• [What you should do]: Look for the word "zhang" in the entries below, then copy every line that has it.

- - - - -

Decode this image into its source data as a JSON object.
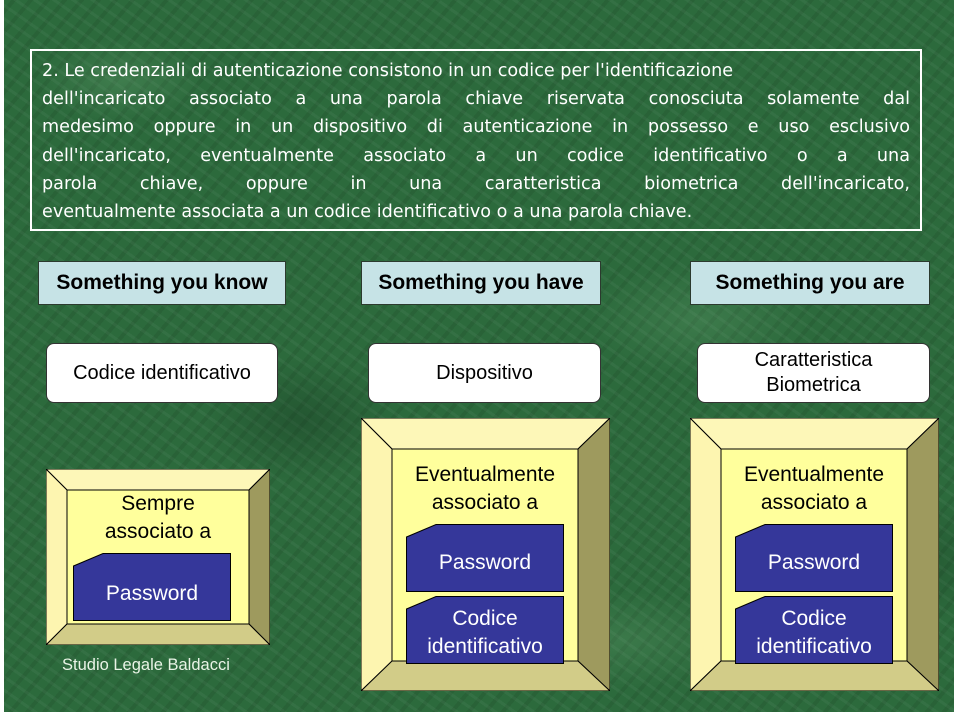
{
  "intro": {
    "lines": [
      "2. Le credenziali di autenticazione consistono in un codice per l'identificazione",
      "dell'incaricato associato a una parola chiave riservata conosciuta solamente dal",
      "medesimo oppure in un dispositivo di autenticazione in possesso e uso esclusivo",
      "dell'incaricato, eventualmente associato a un codice identificativo o a una",
      "parola chiave, oppure in una caratteristica biometrica dell'incaricato,",
      "eventualmente associata a un codice identificativo o a una parola chiave."
    ]
  },
  "columns": [
    {
      "header": "Something you know",
      "item": "Codice identificativo",
      "frame_label_1": "Sempre",
      "frame_label_2": "associato a",
      "tags": [
        "Password"
      ]
    },
    {
      "header": "Something you have",
      "item": "Dispositivo",
      "frame_label_1": "Eventualmente",
      "frame_label_2": "associato a",
      "tags": [
        "Password",
        "Codice",
        "identificativo"
      ]
    },
    {
      "header": "Something you are",
      "item_line_1": "Caratteristica",
      "item_line_2": "Biometrica",
      "frame_label_1": "Eventualmente",
      "frame_label_2": "associato a",
      "tags": [
        "Password",
        "Codice",
        "identificativo"
      ]
    }
  ],
  "footer": "Studio Legale Baldacci",
  "colors": {
    "background": "#2c6a3c",
    "header_fill": "#c6e3e6",
    "frame_light": "#fdf7b8",
    "frame_inner": "#ffff9c",
    "frame_shadow": "#9e9a5e",
    "tag_fill": "#35379a"
  }
}
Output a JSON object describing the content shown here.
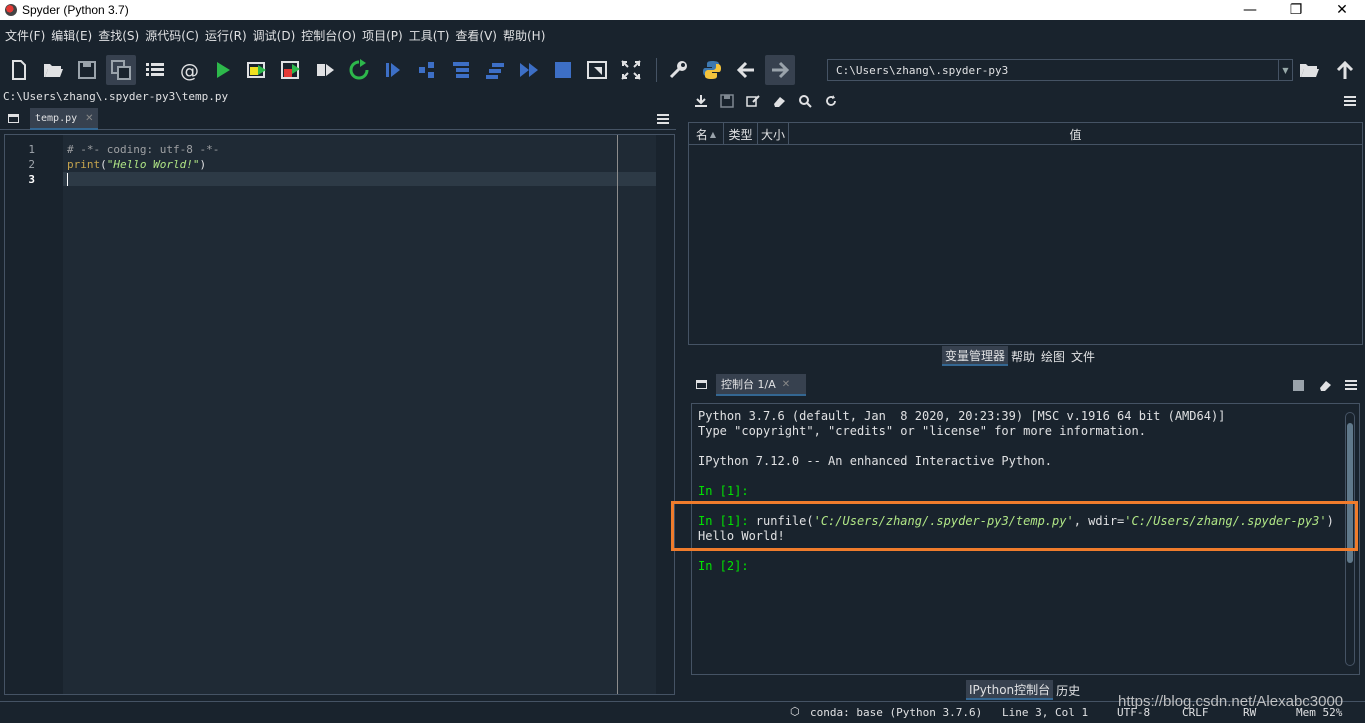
{
  "window": {
    "title": "Spyder (Python 3.7)"
  },
  "menubar": [
    "文件(F)",
    "编辑(E)",
    "查找(S)",
    "源代码(C)",
    "运行(R)",
    "调试(D)",
    "控制台(O)",
    "项目(P)",
    "工具(T)",
    "查看(V)",
    "帮助(H)"
  ],
  "toolbar": {
    "working_dir": "C:\\Users\\zhang\\.spyder-py3"
  },
  "editor": {
    "file_path": "C:\\Users\\zhang\\.spyder-py3\\temp.py",
    "tab_label": "temp.py",
    "line_numbers": [
      "1",
      "2",
      "3"
    ],
    "line1": "# -*- coding: utf-8 -*-",
    "line2_func": "print",
    "line2_open": "(",
    "line2_str": "\"Hello World!\"",
    "line2_close": ")"
  },
  "variable_explorer": {
    "columns": [
      "名",
      "类型",
      "大小",
      "值"
    ],
    "tabs": [
      "变量管理器",
      "帮助",
      "绘图",
      "文件"
    ]
  },
  "console": {
    "tab_label": "控制台 1/A",
    "banner1": "Python 3.7.6 (default, Jan  8 2020, 20:23:39) [MSC v.1916 64 bit (AMD64)]",
    "banner2": "Type \"copyright\", \"credits\" or \"license\" for more information.",
    "banner3": "IPython 7.12.0 -- An enhanced Interactive Python.",
    "prompt1": "In [1]:",
    "prompt1b": "In [1]:",
    "cmd_func": " runfile(",
    "cmd_arg1": "'C:/Users/zhang/.spyder-py3/temp.py'",
    "cmd_mid": ", wdir=",
    "cmd_arg2": "'C:/Users/zhang/.spyder-py3'",
    "cmd_close": ")",
    "output": "Hello World!",
    "prompt2": "In [2]:",
    "tabs": [
      "IPython控制台",
      "历史"
    ]
  },
  "statusbar": {
    "conda": "conda: base (Python 3.7.6)",
    "position": "Line 3, Col 1",
    "encoding": "UTF-8",
    "eol": "CRLF",
    "perm": "RW",
    "mem": "Mem 52%"
  },
  "watermark": "https://blog.csdn.net/Alexabc3000"
}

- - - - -

• [Result below]:
    "working_dir": "C:\\Users\\zhang\\.spyder-py3"
    "file_path": "C:\\Users\\zhang\\.spyder-py3\\temp.py",
    "cmd_arg1": "'C:/Users/zhang/.spyder-py3/temp.py'",
    "cmd_arg2": "'C:/Users/zhang/.spyder-py3'",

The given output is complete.